===== Records for this exercise =====

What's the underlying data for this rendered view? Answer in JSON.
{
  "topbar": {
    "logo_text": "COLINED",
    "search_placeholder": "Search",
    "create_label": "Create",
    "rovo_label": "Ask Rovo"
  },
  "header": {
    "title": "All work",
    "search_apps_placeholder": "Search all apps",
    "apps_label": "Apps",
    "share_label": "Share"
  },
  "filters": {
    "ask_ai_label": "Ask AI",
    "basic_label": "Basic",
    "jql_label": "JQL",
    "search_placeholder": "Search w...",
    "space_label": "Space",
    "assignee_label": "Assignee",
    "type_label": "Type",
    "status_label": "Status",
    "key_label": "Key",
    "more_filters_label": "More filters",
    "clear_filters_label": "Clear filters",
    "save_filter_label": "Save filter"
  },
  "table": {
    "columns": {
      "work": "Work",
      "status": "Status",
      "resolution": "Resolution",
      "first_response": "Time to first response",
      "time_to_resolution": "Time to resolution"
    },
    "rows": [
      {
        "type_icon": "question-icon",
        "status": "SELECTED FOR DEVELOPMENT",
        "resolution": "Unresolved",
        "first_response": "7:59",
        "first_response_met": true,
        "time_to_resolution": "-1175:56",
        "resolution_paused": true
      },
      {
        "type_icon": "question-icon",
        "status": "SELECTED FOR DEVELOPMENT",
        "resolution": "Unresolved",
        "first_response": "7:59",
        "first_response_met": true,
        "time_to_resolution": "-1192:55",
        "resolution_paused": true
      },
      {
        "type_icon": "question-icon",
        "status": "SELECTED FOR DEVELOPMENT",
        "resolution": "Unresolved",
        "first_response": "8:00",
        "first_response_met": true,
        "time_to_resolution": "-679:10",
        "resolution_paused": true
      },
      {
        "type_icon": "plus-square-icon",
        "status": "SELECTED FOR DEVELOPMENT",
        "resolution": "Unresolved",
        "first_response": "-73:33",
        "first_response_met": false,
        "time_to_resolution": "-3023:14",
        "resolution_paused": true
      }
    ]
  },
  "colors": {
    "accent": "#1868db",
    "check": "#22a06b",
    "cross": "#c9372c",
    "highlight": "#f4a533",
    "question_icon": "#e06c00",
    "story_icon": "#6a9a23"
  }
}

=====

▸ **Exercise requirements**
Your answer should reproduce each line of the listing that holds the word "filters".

▸ **Answer to the exercise**
  "filters": {
    "more_filters_label": "More filters",
    "clear_filters_label": "Clear filters",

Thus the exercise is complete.